■ **Task statement**
For the entries that follow, produce an exact copy with no pictures in it.

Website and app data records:
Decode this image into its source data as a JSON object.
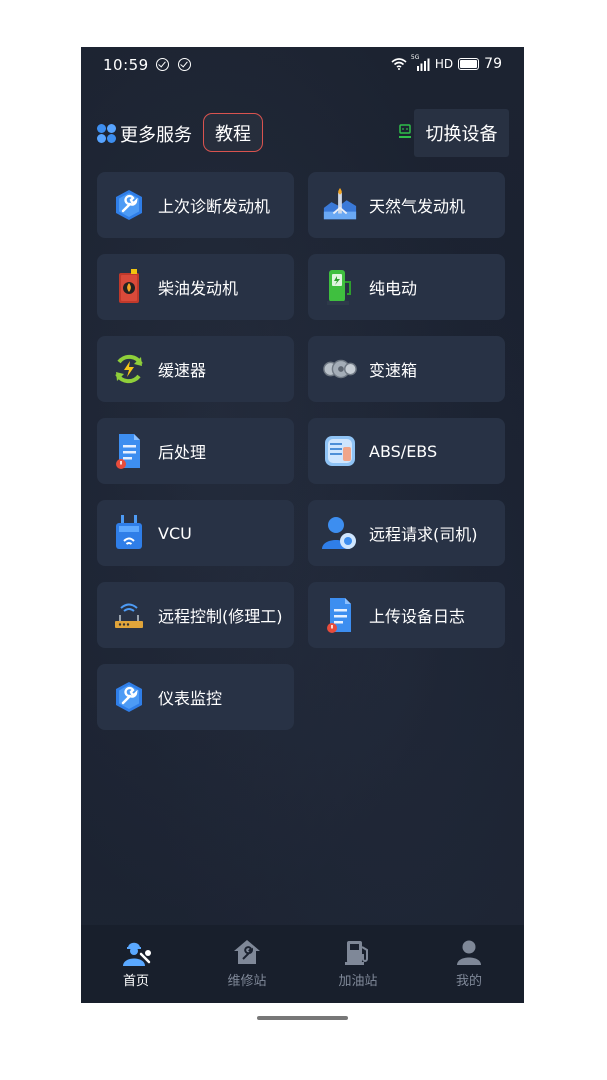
{
  "status_bar": {
    "time": "10:59",
    "network": "5G",
    "hd": "HD",
    "battery": "79"
  },
  "header": {
    "more_services": "更多服务",
    "tutorial": "教程",
    "switch_device": "切换设备"
  },
  "menu": [
    {
      "label": "上次诊断发动机",
      "icon": "wrench-icon"
    },
    {
      "label": "天然气发动机",
      "icon": "gas-engine-icon"
    },
    {
      "label": "柴油发动机",
      "icon": "diesel-can-icon"
    },
    {
      "label": "纯电动",
      "icon": "ev-charger-icon"
    },
    {
      "label": "缓速器",
      "icon": "retarder-cycle-icon"
    },
    {
      "label": "变速箱",
      "icon": "gearbox-icon"
    },
    {
      "label": "后处理",
      "icon": "document-alert-icon"
    },
    {
      "label": "ABS/EBS",
      "icon": "abs-module-icon"
    },
    {
      "label": "VCU",
      "icon": "vcu-router-icon"
    },
    {
      "label": "远程请求(司机)",
      "icon": "driver-user-icon"
    },
    {
      "label": "远程控制(修理工)",
      "icon": "wifi-router-icon"
    },
    {
      "label": "上传设备日志",
      "icon": "upload-log-icon"
    },
    {
      "label": "仪表监控",
      "icon": "wrench-icon"
    }
  ],
  "tabs": [
    {
      "label": "首页",
      "icon": "mechanic-icon",
      "active": true
    },
    {
      "label": "维修站",
      "icon": "repair-station-icon",
      "active": false
    },
    {
      "label": "加油站",
      "icon": "fuel-pump-icon",
      "active": false
    },
    {
      "label": "我的",
      "icon": "profile-icon",
      "active": false
    }
  ],
  "colors": {
    "background": "#1b2230",
    "card": "#283245",
    "accent_blue": "#3d8ef0",
    "tutorial_border": "#d9534f",
    "tab_inactive": "#7f8898"
  }
}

■ **Reply**
Decode this image into its source data as a JSON object.
{
  "status_bar": {
    "time": "10:59",
    "network": "5G",
    "hd": "HD",
    "battery": "79"
  },
  "header": {
    "more_services": "更多服务",
    "tutorial": "教程",
    "switch_device": "切换设备"
  },
  "menu": [
    {
      "label": "上次诊断发动机",
      "icon": "wrench-icon"
    },
    {
      "label": "天然气发动机",
      "icon": "gas-engine-icon"
    },
    {
      "label": "柴油发动机",
      "icon": "diesel-can-icon"
    },
    {
      "label": "纯电动",
      "icon": "ev-charger-icon"
    },
    {
      "label": "缓速器",
      "icon": "retarder-cycle-icon"
    },
    {
      "label": "变速箱",
      "icon": "gearbox-icon"
    },
    {
      "label": "后处理",
      "icon": "document-alert-icon"
    },
    {
      "label": "ABS/EBS",
      "icon": "abs-module-icon"
    },
    {
      "label": "VCU",
      "icon": "vcu-router-icon"
    },
    {
      "label": "远程请求(司机)",
      "icon": "driver-user-icon"
    },
    {
      "label": "远程控制(修理工)",
      "icon": "wifi-router-icon"
    },
    {
      "label": "上传设备日志",
      "icon": "upload-log-icon"
    },
    {
      "label": "仪表监控",
      "icon": "wrench-icon"
    }
  ],
  "tabs": [
    {
      "label": "首页",
      "icon": "mechanic-icon",
      "active": true
    },
    {
      "label": "维修站",
      "icon": "repair-station-icon",
      "active": false
    },
    {
      "label": "加油站",
      "icon": "fuel-pump-icon",
      "active": false
    },
    {
      "label": "我的",
      "icon": "profile-icon",
      "active": false
    }
  ],
  "colors": {
    "background": "#1b2230",
    "card": "#283245",
    "accent_blue": "#3d8ef0",
    "tutorial_border": "#d9534f",
    "tab_inactive": "#7f8898"
  }
}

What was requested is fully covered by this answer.